▶ [Task to carry out]: Please give the data again exactly, with no line dropped.
**********
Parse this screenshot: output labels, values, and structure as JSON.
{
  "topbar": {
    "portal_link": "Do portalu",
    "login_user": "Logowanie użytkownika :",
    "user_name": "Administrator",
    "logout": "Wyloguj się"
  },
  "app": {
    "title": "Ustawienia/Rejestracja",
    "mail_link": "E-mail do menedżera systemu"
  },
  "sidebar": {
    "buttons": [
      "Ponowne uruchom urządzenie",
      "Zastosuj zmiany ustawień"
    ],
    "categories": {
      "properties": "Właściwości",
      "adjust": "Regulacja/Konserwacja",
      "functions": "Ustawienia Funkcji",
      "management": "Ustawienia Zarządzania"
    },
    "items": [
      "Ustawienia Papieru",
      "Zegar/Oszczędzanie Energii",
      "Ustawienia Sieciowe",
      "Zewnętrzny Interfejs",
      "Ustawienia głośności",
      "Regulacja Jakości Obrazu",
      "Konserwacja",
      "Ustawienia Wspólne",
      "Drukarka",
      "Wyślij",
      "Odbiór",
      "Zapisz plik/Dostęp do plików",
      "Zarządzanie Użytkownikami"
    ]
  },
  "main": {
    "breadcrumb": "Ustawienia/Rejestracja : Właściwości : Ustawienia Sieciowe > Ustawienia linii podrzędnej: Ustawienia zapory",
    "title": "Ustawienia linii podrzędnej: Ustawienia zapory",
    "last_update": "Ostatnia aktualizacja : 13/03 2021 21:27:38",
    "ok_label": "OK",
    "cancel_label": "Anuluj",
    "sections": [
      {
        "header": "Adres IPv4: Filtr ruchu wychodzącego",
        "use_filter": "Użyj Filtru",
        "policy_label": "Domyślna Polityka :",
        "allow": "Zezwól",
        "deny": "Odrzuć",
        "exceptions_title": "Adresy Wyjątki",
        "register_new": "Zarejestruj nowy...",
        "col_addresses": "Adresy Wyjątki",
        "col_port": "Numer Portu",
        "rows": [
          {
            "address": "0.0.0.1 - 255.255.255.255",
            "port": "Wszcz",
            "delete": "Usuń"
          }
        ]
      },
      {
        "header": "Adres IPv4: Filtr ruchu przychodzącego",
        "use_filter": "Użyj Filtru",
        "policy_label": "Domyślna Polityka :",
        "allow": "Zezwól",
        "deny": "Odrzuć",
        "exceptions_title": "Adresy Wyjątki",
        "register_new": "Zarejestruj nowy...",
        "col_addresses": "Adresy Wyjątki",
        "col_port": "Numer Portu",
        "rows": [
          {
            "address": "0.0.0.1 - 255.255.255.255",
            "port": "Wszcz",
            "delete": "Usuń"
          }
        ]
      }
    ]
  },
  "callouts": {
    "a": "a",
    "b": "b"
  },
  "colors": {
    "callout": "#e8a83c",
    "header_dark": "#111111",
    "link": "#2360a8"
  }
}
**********
▶ [Solution to the exercise]:
Parse this screenshot: output labels, values, and structure as JSON.
{
  "topbar": {
    "portal_link": "Do portalu",
    "login_user": "Logowanie użytkownika :",
    "user_name": "Administrator",
    "logout": "Wyloguj się"
  },
  "app": {
    "title": "Ustawienia/Rejestracja",
    "mail_link": "E-mail do menedżera systemu"
  },
  "sidebar": {
    "buttons": [
      "Ponowne uruchom urządzenie",
      "Zastosuj zmiany ustawień"
    ],
    "categories": {
      "properties": "Właściwości",
      "adjust": "Regulacja/Konserwacja",
      "functions": "Ustawienia Funkcji",
      "management": "Ustawienia Zarządzania"
    },
    "items": [
      "Ustawienia Papieru",
      "Zegar/Oszczędzanie Energii",
      "Ustawienia Sieciowe",
      "Zewnętrzny Interfejs",
      "Ustawienia głośności",
      "Regulacja Jakości Obrazu",
      "Konserwacja",
      "Ustawienia Wspólne",
      "Drukarka",
      "Wyślij",
      "Odbiór",
      "Zapisz plik/Dostęp do plików",
      "Zarządzanie Użytkownikami"
    ]
  },
  "main": {
    "breadcrumb": "Ustawienia/Rejestracja : Właściwości : Ustawienia Sieciowe > Ustawienia linii podrzędnej: Ustawienia zapory",
    "title": "Ustawienia linii podrzędnej: Ustawienia zapory",
    "last_update": "Ostatnia aktualizacja : 13/03 2021 21:27:38",
    "ok_label": "OK",
    "cancel_label": "Anuluj",
    "sections": [
      {
        "header": "Adres IPv4: Filtr ruchu wychodzącego",
        "use_filter": "Użyj Filtru",
        "policy_label": "Domyślna Polityka :",
        "allow": "Zezwól",
        "deny": "Odrzuć",
        "exceptions_title": "Adresy Wyjątki",
        "register_new": "Zarejestruj nowy...",
        "col_addresses": "Adresy Wyjątki",
        "col_port": "Numer Portu",
        "rows": [
          {
            "address": "0.0.0.1 - 255.255.255.255",
            "port": "Wszcz",
            "delete": "Usuń"
          }
        ]
      },
      {
        "header": "Adres IPv4: Filtr ruchu przychodzącego",
        "use_filter": "Użyj Filtru",
        "policy_label": "Domyślna Polityka :",
        "allow": "Zezwól",
        "deny": "Odrzuć",
        "exceptions_title": "Adresy Wyjątki",
        "register_new": "Zarejestruj nowy...",
        "col_addresses": "Adresy Wyjątki",
        "col_port": "Numer Portu",
        "rows": [
          {
            "address": "0.0.0.1 - 255.255.255.255",
            "port": "Wszcz",
            "delete": "Usuń"
          }
        ]
      }
    ]
  },
  "callouts": {
    "a": "a",
    "b": "b"
  },
  "colors": {
    "callout": "#e8a83c",
    "header_dark": "#111111",
    "link": "#2360a8"
  }
}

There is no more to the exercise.